reported an association of apathy with tissue loss in the ventral portion of the right anterior cingulate cortex and adjacent ventromedial superior frontal gyrus in subjects with dementia. None of these findings are identical to ours, which can be explained by the difference in the clinical populations with underlying neurodegenerative changes and comorbid cognitive symptoms in dementia.
The limitations of our study were the exploratory nature, the lack of matching by sex, and unavailability of the analyses of lacunar and deep white matter lesions, which are typically prevalent in this age group. However, we examined sex differences directly and found no group differences. Despite all subjects being free of psychotropic medications at the time of the study, we did not control for the prior medication exposure.

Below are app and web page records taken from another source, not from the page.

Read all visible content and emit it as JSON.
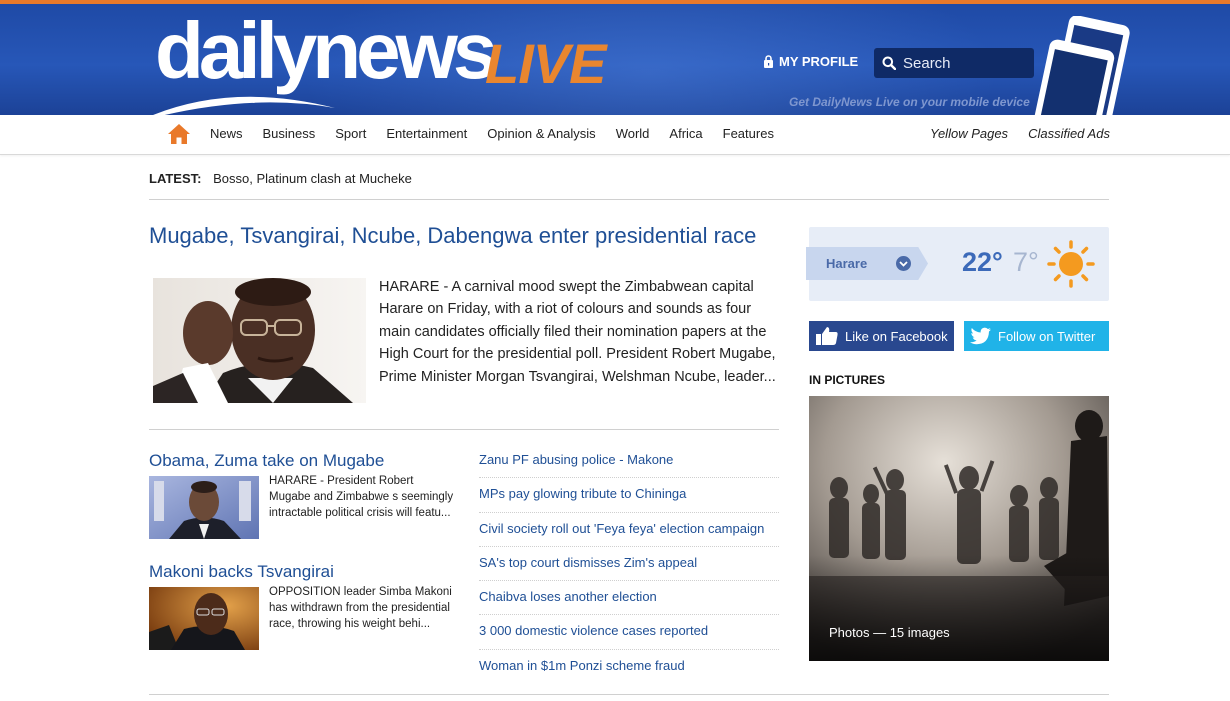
{
  "header": {
    "logo_main": "dailynews",
    "logo_accent": "LIVE",
    "my_profile_label": "MY PROFILE",
    "search_placeholder": "Search",
    "mobile_tagline": "Get DailyNews Live on your mobile device",
    "colors": {
      "brand_blue": "#2757b8",
      "accent_orange": "#e9862f"
    }
  },
  "nav": {
    "home_icon": "home-icon",
    "items": [
      "News",
      "Business",
      "Sport",
      "Entertainment",
      "Opinion & Analysis",
      "World",
      "Africa",
      "Features"
    ],
    "right_items": [
      "Yellow Pages",
      "Classified Ads"
    ]
  },
  "latest": {
    "label": "LATEST:",
    "headline": "Bosso, Platinum clash at Mucheke"
  },
  "lead_story": {
    "title": "Mugabe, Tsvangirai, Ncube, Dabengwa enter presidential race",
    "excerpt": "HARARE - A carnival mood swept the Zimbabwean capital Harare on Friday, with a riot of colours and sounds as four main candidates officially filed their nomination papers at the High Court for the presidential poll. President Robert Mugabe, Prime Minister Morgan Tsvangirai, Welshman Ncube, leader..."
  },
  "stories": [
    {
      "title": "Obama, Zuma take on Mugabe",
      "excerpt": "HARARE - President Robert Mugabe and Zimbabwe s seemingly intractable political crisis will featu..."
    },
    {
      "title": "Makoni backs Tsvangirai",
      "excerpt": "OPPOSITION leader Simba Makoni has withdrawn from the presidential race, throwing his weight behi..."
    }
  ],
  "headlines": [
    "Zanu PF abusing police - Makone",
    "MPs pay glowing tribute to Chininga",
    "Civil society roll out 'Feya feya' election campaign",
    "SA's top court dismisses Zim's appeal",
    "Chaibva loses another election",
    "3 000 domestic violence cases reported",
    "Woman in $1m Ponzi scheme fraud"
  ],
  "weather": {
    "city": "Harare",
    "high": "22°",
    "low": "7°",
    "icon": "sun-icon"
  },
  "social": {
    "facebook_label": "Like on Facebook",
    "twitter_label": "Follow on Twitter"
  },
  "in_pictures": {
    "label": "IN PICTURES",
    "caption": "Photos — 15 images"
  }
}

Although we controlled for the severity of medical burden in the analyses, we did not address the potential contribution of psychomotor retardation or executive cognitive dysfunction to mediate the relationship between the AES scores and the regional MRI volumes. We combined the depressed and nondepressed subjects under the assumption that the all subjects will have the same neuroanatomical correlates of apathy controlling for diagnosis, which was supported by the similar correlation coefficients between the brain regions and the apathy scores in both group. Only postmortem studies, however, may elucidate the biological mean-ing of brain tissue changes in elderly depressed patients. Finally, our depressed outpatients suffered from moderate major depression, thus the results may not generalize to a more severely depressed population. With this caveat in mind, our findings offer the first important insights into the neuroanatomical correlates of apathy in an elderly clinical sample.
In summary, this is the first study to examine neuroanatomical correlates of apathy in older adults with and without major depression, which yielded intriguing results warranting replication in the future studies. We examined neuroanatomical features of apathy and depression using the MRI parcellation analyses of the frontal lobes in depressed elderly patients and age-matched controls. We observed different patterns of neuroanatomical substrates of depression and apathy, supporting the role of these regions in the mediation of late-life depression and apathy.
Neuroimaging can serve as a tool for redefining the endophenotypes of late-life neuropsychiatric disorders. Further development of neuroimaging techniques, more focused neuroimaging study designs, and corroboration with neuropathologic studies will help clarify the pathophysiologic mechanisms involved in neuropsychiatric and cognitive symptoms and will suggest opportunities for therapeutic intervention.